So which customers are really valuable today? Consider these client types and ways you can grow them:
The Newbie — Buyers that are new to a particular product or service can be a headache. While some might require lots of hand-holding, others can be downright flaky. Some professionals, such as realtors, accountants, or lawyers, may be used to this. For others, such as marketing agencies and graphic design firms, newbie clients can suck up so much time that they're completely unprofitable. For either, the key is education. Send comparison charts on your services or product line’s features. Create newsletters or blogs that offer easy how-to steps. Focus on their pain points (i.e., where they cause the most work for you), and give them tools to improve. You’ll make their — and your — job easier and build loyalty as well.
The Cheapskate — Some people are always looking for a “deal,” negotiating the last penny off every estimate, and then expecting superior service. Yeah, you know the type. These clients are not only draining financially, but emotionally overwhelming too. The cheapskate is never a good client, but for small entrepreneurs, they can actually cost you money. Instead of suffering through it, find a partner who can take them on. If the buyer is big, work out an arrangement that you get a cut of their sales for the first year. This way, you actually make a little money while freeing yourself up to work on profitable clients. Typically, such an attitude is just due to personality. However, if this is emblematic of a particular type of company — industry, size, geography — you'll want to avoid this group in your marketing.

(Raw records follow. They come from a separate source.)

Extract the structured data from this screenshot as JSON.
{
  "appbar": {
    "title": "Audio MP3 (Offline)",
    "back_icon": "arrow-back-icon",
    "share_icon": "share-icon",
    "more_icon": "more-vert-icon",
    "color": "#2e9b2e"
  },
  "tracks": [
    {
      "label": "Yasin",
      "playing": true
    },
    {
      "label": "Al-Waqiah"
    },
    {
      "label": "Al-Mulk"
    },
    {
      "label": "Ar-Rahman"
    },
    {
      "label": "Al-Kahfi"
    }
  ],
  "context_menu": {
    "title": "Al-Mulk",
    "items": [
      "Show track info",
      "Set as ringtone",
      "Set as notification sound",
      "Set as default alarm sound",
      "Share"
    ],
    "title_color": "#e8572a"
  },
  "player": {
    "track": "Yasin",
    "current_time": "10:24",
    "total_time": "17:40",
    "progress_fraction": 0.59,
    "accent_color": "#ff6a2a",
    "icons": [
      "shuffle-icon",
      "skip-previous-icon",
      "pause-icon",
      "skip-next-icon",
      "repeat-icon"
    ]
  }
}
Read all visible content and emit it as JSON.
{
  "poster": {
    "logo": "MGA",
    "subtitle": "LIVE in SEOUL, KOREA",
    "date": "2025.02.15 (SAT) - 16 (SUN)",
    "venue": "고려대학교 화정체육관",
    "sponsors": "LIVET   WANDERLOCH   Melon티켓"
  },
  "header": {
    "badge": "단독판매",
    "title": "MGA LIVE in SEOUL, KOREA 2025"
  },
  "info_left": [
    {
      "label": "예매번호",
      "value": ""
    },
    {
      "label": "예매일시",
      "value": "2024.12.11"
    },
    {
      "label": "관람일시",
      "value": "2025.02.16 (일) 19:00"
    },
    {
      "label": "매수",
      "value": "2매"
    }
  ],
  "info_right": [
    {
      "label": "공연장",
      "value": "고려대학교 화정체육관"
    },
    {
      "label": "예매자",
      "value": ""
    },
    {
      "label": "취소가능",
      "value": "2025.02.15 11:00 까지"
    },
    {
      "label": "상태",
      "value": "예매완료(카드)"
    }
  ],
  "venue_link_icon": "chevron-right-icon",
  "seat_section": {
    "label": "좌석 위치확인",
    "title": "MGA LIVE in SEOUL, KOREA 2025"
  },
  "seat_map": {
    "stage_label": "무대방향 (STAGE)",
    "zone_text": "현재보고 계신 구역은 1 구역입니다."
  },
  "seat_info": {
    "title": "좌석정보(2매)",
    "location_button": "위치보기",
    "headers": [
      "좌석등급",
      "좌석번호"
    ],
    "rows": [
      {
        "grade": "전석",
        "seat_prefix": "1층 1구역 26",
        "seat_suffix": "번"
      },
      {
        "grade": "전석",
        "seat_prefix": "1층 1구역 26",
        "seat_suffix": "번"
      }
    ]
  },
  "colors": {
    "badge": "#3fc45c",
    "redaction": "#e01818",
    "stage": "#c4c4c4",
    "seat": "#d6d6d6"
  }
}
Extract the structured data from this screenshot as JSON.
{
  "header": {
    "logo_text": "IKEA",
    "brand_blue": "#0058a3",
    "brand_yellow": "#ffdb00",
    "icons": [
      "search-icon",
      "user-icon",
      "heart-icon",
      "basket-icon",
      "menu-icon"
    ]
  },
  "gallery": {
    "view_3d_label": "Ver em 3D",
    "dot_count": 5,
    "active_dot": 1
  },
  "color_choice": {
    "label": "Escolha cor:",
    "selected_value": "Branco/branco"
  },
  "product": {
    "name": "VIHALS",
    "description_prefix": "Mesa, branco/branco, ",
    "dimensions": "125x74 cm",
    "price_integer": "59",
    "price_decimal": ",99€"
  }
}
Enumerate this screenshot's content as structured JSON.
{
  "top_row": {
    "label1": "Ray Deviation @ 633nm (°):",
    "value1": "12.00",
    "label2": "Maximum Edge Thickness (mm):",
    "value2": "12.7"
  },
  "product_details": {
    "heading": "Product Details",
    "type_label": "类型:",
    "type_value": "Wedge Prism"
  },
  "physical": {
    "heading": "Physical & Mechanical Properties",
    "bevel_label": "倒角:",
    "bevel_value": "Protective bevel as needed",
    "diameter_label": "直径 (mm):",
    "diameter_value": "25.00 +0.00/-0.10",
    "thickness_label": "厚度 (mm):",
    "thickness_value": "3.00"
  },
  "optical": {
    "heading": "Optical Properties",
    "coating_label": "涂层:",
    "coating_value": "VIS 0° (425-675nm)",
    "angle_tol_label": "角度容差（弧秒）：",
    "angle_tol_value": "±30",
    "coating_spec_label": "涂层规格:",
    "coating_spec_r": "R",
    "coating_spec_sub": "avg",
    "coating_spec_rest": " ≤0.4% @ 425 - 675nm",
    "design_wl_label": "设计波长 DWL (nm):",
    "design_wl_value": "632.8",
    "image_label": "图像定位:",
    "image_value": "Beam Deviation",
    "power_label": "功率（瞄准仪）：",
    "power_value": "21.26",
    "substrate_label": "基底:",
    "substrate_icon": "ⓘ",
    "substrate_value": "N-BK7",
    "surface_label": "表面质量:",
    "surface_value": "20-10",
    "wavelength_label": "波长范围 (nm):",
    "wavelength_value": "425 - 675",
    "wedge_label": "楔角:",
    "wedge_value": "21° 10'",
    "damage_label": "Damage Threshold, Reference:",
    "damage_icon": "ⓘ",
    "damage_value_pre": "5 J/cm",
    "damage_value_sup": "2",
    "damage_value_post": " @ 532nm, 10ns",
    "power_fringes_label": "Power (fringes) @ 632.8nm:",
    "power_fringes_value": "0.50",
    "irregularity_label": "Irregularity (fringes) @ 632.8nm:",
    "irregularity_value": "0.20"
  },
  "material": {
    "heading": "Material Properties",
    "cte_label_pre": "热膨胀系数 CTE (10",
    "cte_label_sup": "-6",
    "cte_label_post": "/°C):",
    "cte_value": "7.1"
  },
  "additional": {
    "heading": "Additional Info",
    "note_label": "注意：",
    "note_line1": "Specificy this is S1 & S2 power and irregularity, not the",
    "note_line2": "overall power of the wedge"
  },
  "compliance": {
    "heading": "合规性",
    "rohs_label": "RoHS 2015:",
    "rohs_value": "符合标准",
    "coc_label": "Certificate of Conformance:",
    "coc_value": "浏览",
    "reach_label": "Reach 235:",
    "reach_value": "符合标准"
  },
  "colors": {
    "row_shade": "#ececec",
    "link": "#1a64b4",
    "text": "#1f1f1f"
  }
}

The Brand Champion — Clients that love you and everything you do always seem to be the ones with just an annual job. Even though they aren't wonderful in dollars, they have significant other value. Equip these clients with lot of your business cards. Give them coupons to hand out and incentives for referrals. Ask them to write a review on yelp, Angie’s List, BBB, Foursquare, or just for your own website and marketing materials. As more companies move buying to the web, these testimonials can be huge draws in your new business development.
The Curmudgeon — It’s easy to dismiss the grouchy customer. The one who complains that your product has this flaw or that your service has that flaw. Certainly, if he/she is new client, this is not a great one. However, longtime discerning (nice word for “grouchy”) clients can be extremely valuable. They’re the ones who reinforce that what you’re doing is indeed good, but you need a few refinements to become great. Translate their gripes into suggestions and integrate them. Then promote your improvements. Focus their mailers on new and improved offerings. Personalize coupons to encourage them to try them. Or just send a thank you note for their ongoing interest in helping you build your business. A little appreciation can yield a lot of respect, and may make it easier to work with them.
The Creel Companies offer comprehensive data services for clients of all industries and sizes. We can handle your targeting, list management, segmentation, and mailstreaming — and produce your materials — all in-house. Plus, with consultative design and marketing support, we can help you devise creative campaigns to win your best customers.
Contact your Digital Lizard rep today for help in your next new business development campaign. Call 1.800.494.6155 or click below.